Bold and symbolic images of plants, animal spirits and ceremonies were created by three female indigenous artists — Camille Louis, from Maskwacis, Heather Shillinglaw of Daysland, and Carla Rae Taylor of Yellowknife, N.W.T.
“We are each on a journey of seeking and receiving knowledge from our Grandmothers,” the artists write in their joint statement. “At times they come to us in dreams, giving us direction. For this we are grateful. We search for ways of honouring the knowledge of past generations” through art.
The most naturalistic, yet ethereal, works in the Alberta Foundation for the Arts travelling exhibition were rendered by Louis, a Cree member of the Montana Band, who was raised on a Ponoka-area ranch.
The 28-year-old graduate of the University of Alberta’s Fine Arts program was inspired to paint visual narratives by dreams and traditions “Much of the artwork I have done is a reflection of my search for what it means to be an aboriginal woman,” said Louis.
In Wapiskikihew Iskwewak (White Eagle Women), two large eagles soar above two sitting females. Louis explained this work was inspired by a couple of ceremonies. In one, the sister she is closest to was given the Cree name of White Eagle Woman by an Elder. A year later, in another ceremony performed at a different location, Louis was given the same Cree name by another Elder — who didn’t know her sister had also been so titled.
Louis feels it’s telling that she now shares a name with her kindred-spirit sibling.

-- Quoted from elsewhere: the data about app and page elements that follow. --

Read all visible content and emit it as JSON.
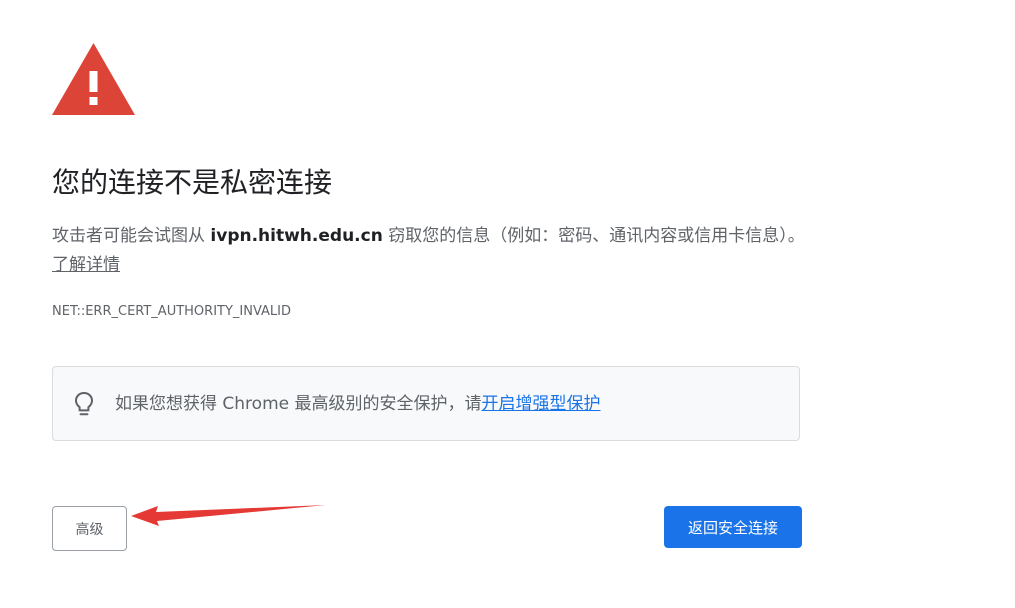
{
  "page": {
    "heading": "您的连接不是私密连接",
    "message": {
      "prefix": "攻击者可能会试图从 ",
      "host": "ivpn.hitwh.edu.cn",
      "suffix": " 窃取您的信息（例如：密码、通讯内容或信用卡信息）。",
      "learn_more": "了解详情"
    },
    "error_code": "NET::ERR_CERT_AUTHORITY_INVALID",
    "promo": {
      "icon": "lightbulb-icon",
      "text": "如果您想获得 Chrome 最高级别的安全保护，请",
      "link": "开启增强型保护"
    },
    "buttons": {
      "advanced": "高级",
      "back_to_safety": "返回安全连接"
    }
  },
  "colors": {
    "warning_red": "#db4437",
    "primary_blue": "#1a73e8",
    "annotation_arrow": "#e53935"
  }
}
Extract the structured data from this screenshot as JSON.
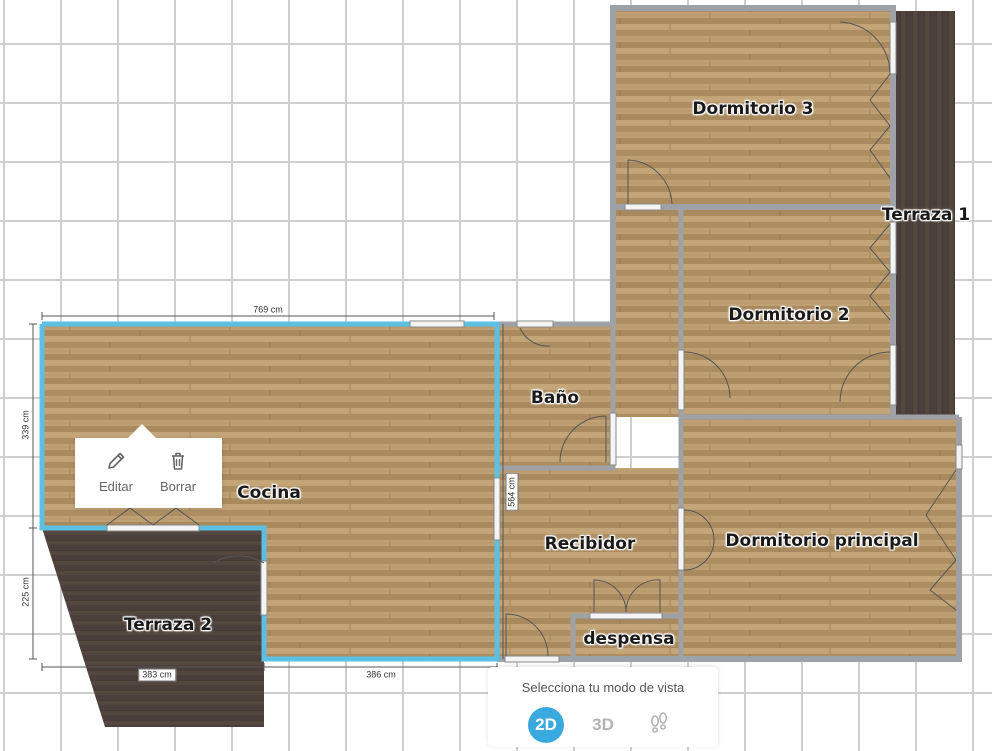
{
  "rooms": {
    "dormitorio3": "Dormitorio 3",
    "terraza1": "Terraza 1",
    "dormitorio2": "Dormitorio 2",
    "bano": "Baño",
    "cocina": "Cocina",
    "recibidor": "Recibidor",
    "dormitorio_principal": "Dormitorio principal",
    "terraza2": "Terraza 2",
    "despensa": "despensa"
  },
  "dimensions": {
    "top_width": "769 cm",
    "left_height": "339 cm",
    "mid_height": "564 cm",
    "terrace_height": "225 cm",
    "terrace_width": "383 cm",
    "bottom_width": "386 cm"
  },
  "context_menu": {
    "edit_label": "Editar",
    "delete_label": "Borrar"
  },
  "view_panel": {
    "title": "Selecciona tu modo de vista",
    "mode_2d": "2D",
    "mode_3d": "3D",
    "active_mode": "2D"
  },
  "colors": {
    "selection": "#5bc0e3",
    "accent": "#3aa9dd",
    "wall": "#9ea2a6",
    "floor_wood": "#b99a6d",
    "deck": "#4a3f3b"
  },
  "icons": {
    "edit": "pencil-icon",
    "delete": "trash-icon",
    "walk": "footprints-icon"
  }
}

In another painting, Mastakasa ekwa Pihko (Hair and Ashes), a female is seen bending over a fire. Louis said the figure is burning hair that fell from her scalp during brushing. “Hair is important to First Nations people. We are told to grow it long and that it’s a reflection of character.”
Louis and her sister once burned their collected hair at the top of a mountain near Nordegg. Since part of a person’s spirit is said to remain in hair even after it leaves the body, Louis said, “I keep it in a safe place until I can burn it.” The ritual is one of renewal, of “starting fresh.”
Water is another important element — especially in relation to women. Females are considered water carriers, because they bear life in a fluid womb, said Louis. Although her oil painting Samina Nipiy (Touching the Water) bears a resemblance to European artworks of Narcissus observing his own reflection, her painting relates to connection and gratitude.
Louis, now an Edmonton resident, grew up in an artistic family, included her painter father and creative siblings. While her artwork has been compared to that of Saskatchewan First Nations painter Allen Sapp, she said she looked more to the works of Alex Janvier, Rebecca Belmore and Lana Whiskey Jack.
Other art in the Dreaming With My Great Mother exhibit is more graphic and symbolic — particularly Taylor’s series of six acrylic and spray-paint works that explore indigenous teachings, through imagery from dreams and legends.
Taylor, a Dene artist with a fine arts degree from the University of Victoria, grapples with the destructive legacy of residential schools: “Many of us have been disconnected, left without Elders to teach us the traditional ways, but when we quiet our minds and connect deeply with nature, we can hear the whispers in the wind, the knowledge in our hearts.”
Nature is the focus of Shillinglaw’s mixed-media works Sweetgrass Sway (Miyahkasikewahchi) and Woodland Rose (Sakaw Okiniwaktik). The Cree and Dene artist, who graduated from the Alberta College of Art and Design, is the descendant of a medicine woman.
She said she creates art to tell the story of how wildflowers and herbs help people heal and form a connection to Mother Earth.
The art exhibit continues in Lacombe until Feb. 24.